What to produce
Retype the whole listing exactly.

##########

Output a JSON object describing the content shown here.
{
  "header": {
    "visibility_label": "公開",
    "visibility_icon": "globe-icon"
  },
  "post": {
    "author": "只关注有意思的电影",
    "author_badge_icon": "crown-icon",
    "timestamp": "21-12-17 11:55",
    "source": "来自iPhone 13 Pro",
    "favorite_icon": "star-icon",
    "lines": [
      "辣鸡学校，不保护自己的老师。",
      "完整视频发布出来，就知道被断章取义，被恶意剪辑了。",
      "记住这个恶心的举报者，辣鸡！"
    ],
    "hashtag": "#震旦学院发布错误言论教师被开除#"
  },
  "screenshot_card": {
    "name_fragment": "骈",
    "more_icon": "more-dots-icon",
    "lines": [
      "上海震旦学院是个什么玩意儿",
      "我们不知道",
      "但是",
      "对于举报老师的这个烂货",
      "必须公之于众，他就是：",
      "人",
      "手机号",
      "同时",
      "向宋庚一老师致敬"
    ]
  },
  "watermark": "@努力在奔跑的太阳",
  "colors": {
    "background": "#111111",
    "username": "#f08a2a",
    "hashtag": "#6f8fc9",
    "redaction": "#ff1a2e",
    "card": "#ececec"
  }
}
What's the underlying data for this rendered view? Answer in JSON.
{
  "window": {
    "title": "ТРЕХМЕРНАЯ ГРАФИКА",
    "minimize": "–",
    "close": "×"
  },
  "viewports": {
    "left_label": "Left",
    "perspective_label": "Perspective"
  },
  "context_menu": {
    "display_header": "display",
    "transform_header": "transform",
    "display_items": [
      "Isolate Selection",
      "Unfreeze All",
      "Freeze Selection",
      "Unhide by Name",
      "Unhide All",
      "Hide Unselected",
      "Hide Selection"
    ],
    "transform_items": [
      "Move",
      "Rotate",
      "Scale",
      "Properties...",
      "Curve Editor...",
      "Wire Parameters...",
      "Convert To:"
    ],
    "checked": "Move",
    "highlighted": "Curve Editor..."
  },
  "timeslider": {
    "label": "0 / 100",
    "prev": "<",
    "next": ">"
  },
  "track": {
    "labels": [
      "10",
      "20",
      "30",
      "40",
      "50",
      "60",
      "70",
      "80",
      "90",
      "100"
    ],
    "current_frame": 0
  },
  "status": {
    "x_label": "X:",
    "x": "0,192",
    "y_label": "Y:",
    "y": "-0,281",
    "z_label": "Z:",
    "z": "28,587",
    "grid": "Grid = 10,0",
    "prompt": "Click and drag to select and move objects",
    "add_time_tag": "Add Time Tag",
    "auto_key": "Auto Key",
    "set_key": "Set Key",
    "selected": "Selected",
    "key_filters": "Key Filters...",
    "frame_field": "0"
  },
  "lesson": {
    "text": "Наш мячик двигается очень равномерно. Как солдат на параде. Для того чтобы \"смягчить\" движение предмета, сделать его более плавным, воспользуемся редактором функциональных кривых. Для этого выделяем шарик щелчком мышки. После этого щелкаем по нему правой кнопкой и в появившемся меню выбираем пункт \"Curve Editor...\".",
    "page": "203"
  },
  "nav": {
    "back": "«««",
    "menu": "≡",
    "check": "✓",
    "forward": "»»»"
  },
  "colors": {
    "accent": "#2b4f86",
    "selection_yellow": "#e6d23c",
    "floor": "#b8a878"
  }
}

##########

Answer for the task
Output a JSON object describing the content shown here.
{
  "header": {
    "visibility_label": "公開",
    "visibility_icon": "globe-icon"
  },
  "post": {
    "author": "只关注有意思的电影",
    "author_badge_icon": "crown-icon",
    "timestamp": "21-12-17 11:55",
    "source": "来自iPhone 13 Pro",
    "favorite_icon": "star-icon",
    "lines": [
      "辣鸡学校，不保护自己的老师。",
      "完整视频发布出来，就知道被断章取义，被恶意剪辑了。",
      "记住这个恶心的举报者，辣鸡！"
    ],
    "hashtag": "#震旦学院发布错误言论教师被开除#"
  },
  "screenshot_card": {
    "name_fragment": "骈",
    "more_icon": "more-dots-icon",
    "lines": [
      "上海震旦学院是个什么玩意儿",
      "我们不知道",
      "但是",
      "对于举报老师的这个烂货",
      "必须公之于众，他就是：",
      "人",
      "手机号",
      "同时",
      "向宋庚一老师致敬"
    ]
  },
  "watermark": "@努力在奔跑的太阳",
  "colors": {
    "background": "#111111",
    "username": "#f08a2a",
    "hashtag": "#6f8fc9",
    "redaction": "#ff1a2e",
    "card": "#ececec"
  }
}
What's the underlying data for this rendered view? Answer in JSON.
{
  "window": {
    "title": "ТРЕХМЕРНАЯ ГРАФИКА",
    "minimize": "–",
    "close": "×"
  },
  "viewports": {
    "left_label": "Left",
    "perspective_label": "Perspective"
  },
  "context_menu": {
    "display_header": "display",
    "transform_header": "transform",
    "display_items": [
      "Isolate Selection",
      "Unfreeze All",
      "Freeze Selection",
      "Unhide by Name",
      "Unhide All",
      "Hide Unselected",
      "Hide Selection"
    ],
    "transform_items": [
      "Move",
      "Rotate",
      "Scale",
      "Properties...",
      "Curve Editor...",
      "Wire Parameters...",
      "Convert To:"
    ],
    "checked": "Move",
    "highlighted": "Curve Editor..."
  },
  "timeslider": {
    "label": "0 / 100",
    "prev": "<",
    "next": ">"
  },
  "track": {
    "labels": [
      "10",
      "20",
      "30",
      "40",
      "50",
      "60",
      "70",
      "80",
      "90",
      "100"
    ],
    "current_frame": 0
  },
  "status": {
    "x_label": "X:",
    "x": "0,192",
    "y_label": "Y:",
    "y": "-0,281",
    "z_label": "Z:",
    "z": "28,587",
    "grid": "Grid = 10,0",
    "prompt": "Click and drag to select and move objects",
    "add_time_tag": "Add Time Tag",
    "auto_key": "Auto Key",
    "set_key": "Set Key",
    "selected": "Selected",
    "key_filters": "Key Filters...",
    "frame_field": "0"
  },
  "lesson": {
    "text": "Наш мячик двигается очень равномерно. Как солдат на параде. Для того чтобы \"смягчить\" движение предмета, сделать его более плавным, воспользуемся редактором функциональных кривых. Для этого выделяем шарик щелчком мышки. После этого щелкаем по нему правой кнопкой и в появившемся меню выбираем пункт \"Curve Editor...\".",
    "page": "203"
  },
  "nav": {
    "back": "«««",
    "menu": "≡",
    "check": "✓",
    "forward": "»»»"
  },
  "colors": {
    "accent": "#2b4f86",
    "selection_yellow": "#e6d23c",
    "floor": "#b8a878"
  }
}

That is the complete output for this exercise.